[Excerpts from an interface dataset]
Segment Open

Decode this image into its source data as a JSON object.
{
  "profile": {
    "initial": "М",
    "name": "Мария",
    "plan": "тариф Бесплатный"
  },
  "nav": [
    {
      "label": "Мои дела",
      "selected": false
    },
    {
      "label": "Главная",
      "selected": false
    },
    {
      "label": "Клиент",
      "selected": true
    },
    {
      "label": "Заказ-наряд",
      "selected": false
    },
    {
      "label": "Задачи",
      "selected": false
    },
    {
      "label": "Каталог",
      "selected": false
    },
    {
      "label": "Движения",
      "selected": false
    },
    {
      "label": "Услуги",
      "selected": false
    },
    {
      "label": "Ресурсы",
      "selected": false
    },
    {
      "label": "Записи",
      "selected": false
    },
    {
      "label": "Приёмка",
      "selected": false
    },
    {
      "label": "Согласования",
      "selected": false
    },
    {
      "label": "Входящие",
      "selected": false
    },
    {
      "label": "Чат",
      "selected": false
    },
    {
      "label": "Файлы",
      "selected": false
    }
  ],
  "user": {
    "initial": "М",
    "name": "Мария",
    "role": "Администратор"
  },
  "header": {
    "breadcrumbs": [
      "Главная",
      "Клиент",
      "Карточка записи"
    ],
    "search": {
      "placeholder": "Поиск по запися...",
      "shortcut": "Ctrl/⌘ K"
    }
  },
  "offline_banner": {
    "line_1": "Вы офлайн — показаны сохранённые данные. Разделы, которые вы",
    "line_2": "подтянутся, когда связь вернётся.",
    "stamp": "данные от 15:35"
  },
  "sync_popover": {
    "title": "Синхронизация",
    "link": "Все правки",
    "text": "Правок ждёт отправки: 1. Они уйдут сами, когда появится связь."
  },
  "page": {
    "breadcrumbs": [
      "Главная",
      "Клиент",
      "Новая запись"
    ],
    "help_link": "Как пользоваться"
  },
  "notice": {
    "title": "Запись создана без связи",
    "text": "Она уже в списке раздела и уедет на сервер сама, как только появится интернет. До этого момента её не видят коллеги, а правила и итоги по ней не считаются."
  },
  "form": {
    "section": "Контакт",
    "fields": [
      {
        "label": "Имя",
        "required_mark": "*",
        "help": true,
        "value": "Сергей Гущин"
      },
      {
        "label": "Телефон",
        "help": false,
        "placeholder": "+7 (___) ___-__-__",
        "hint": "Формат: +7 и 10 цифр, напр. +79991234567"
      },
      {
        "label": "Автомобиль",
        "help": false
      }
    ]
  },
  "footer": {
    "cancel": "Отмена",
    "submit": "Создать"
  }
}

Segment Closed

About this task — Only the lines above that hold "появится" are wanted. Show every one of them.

Finished task —
    "text": "Правок ждёт отправки: 1. Они уйдут сами, когда появится связь."
    "text": "Она уже в списке раздела и уедет на сервер сама, как только появится интернет. До этого момента её не видят коллеги, а правила и итоги по ней не считаются."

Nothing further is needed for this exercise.